The Walking Classroom has been an incredible addition to my instructional repertoire! Since kicking off the program at our school, students have been SO excited to walk, listen and learn.
Even in our first weeks of implementation, we ventured out quite a bit, by going for nine brisk outdoor walks and one indoor walk in the first several weeks. In EVERY group of students that I have used The Walking Classroom with, there has been an overwhelmingly positive response. I have heard everything from, “Wow!! I learned so much!” to “Can we do this EVERY day??”
Students have been engaged and actively listening throughout our walks. While listening to the podcasts, we have learned about The Great Depression (Complete-#116, 5-#87), First and Secondhand Accounts (Complete-#21, 4-#46), Learning in Context (Complete-#11, 4-#21) and Point of View (Complete-#7, 5-#70).
Incredibly, every student has been on task, on pace, and on point with each walk and follow-up discussion. The companion Teacher’s Guide with lesson information and follow-up quizzes has already proven to be an incredible resource. With it, it is easy to build conceptual understanding and hold students accountable for active listening.
My fifth graders have been reading historical fiction novels — many of which are set during the late 1920’s and 30’s. Thus, having them listen to the podcast about The Great Depression was a perfect way to build their background knowledge and equip them with a better understanding of the time period.
This has helped them to build theories about the characters in their books and understand the complexities of life during this time in our history. Meanwhile, my third and fourth graders have been listening to the literacy-based podcasts that align with their vocabulary word work and writing.
I have been telling everyone I know about this incredible program. To see it is to believe it. With ten walks under our belt, my colleagues, students and parents are believers in The Walking Classroom!
Tanya Robinson-Freeman says

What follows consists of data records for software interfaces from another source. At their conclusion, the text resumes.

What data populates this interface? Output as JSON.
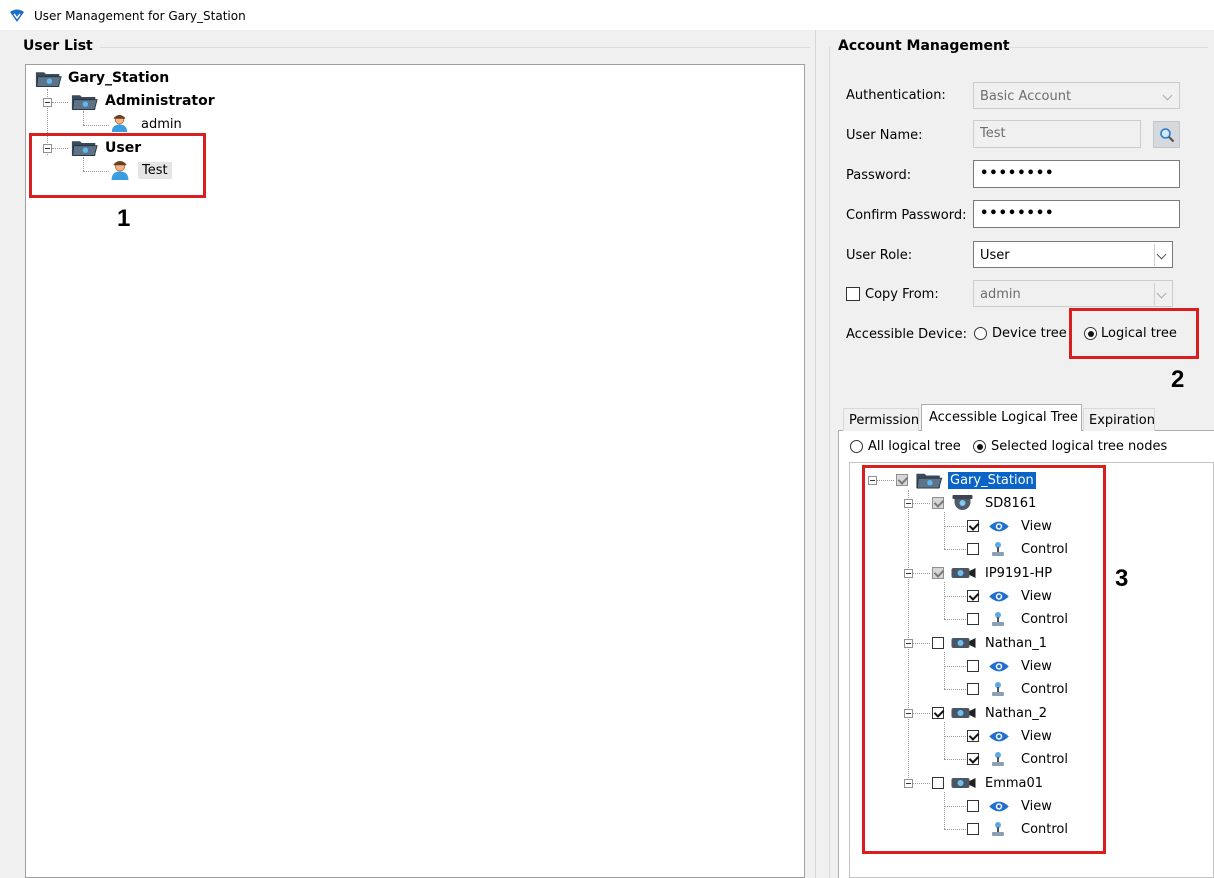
{
  "window": {
    "title": "User Management for Gary_Station"
  },
  "user_list": {
    "group_title": "User List",
    "root": "Gary_Station",
    "groups": [
      {
        "name": "Administrator",
        "users": [
          "admin"
        ]
      },
      {
        "name": "User",
        "users": [
          "Test"
        ]
      }
    ]
  },
  "account": {
    "group_title": "Account Management",
    "authentication_label": "Authentication:",
    "authentication_value": "Basic Account",
    "username_label": "User Name:",
    "username_value": "Test",
    "password_label": "Password:",
    "password_value": "••••••••",
    "confirm_label": "Confirm Password:",
    "confirm_value": "••••••••",
    "role_label": "User Role:",
    "role_value": "User",
    "copy_from_label": "Copy From:",
    "copy_from_value": "admin",
    "accessible_label": "Accessible Device:",
    "device_tree": "Device tree",
    "logical_tree": "Logical tree"
  },
  "tabs": {
    "permission": "Permission",
    "accessible_logical_tree": "Accessible Logical Tree",
    "expiration": "Expiration"
  },
  "scope": {
    "all": "All logical tree",
    "selected": "Selected logical tree nodes"
  },
  "logical_tree": {
    "root": "Gary_Station",
    "devices": [
      {
        "name": "SD8161",
        "view": "View",
        "control": "Control"
      },
      {
        "name": "IP9191-HP",
        "view": "View",
        "control": "Control"
      },
      {
        "name": "Nathan_1",
        "view": "View",
        "control": "Control"
      },
      {
        "name": "Nathan_2",
        "view": "View",
        "control": "Control"
      },
      {
        "name": "Emma01",
        "view": "View",
        "control": "Control"
      }
    ]
  },
  "annotations": {
    "one": "1",
    "two": "2",
    "three": "3"
  },
  "colors": {
    "highlight": "#d81e1e",
    "selection": "#0a64c8"
  }
}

Thanks for sharing your students excitement. It is really a GOOD educational experience when students are excited about walking, listening, and learning. What an excellent opportunity to get student up and moving, change of environment.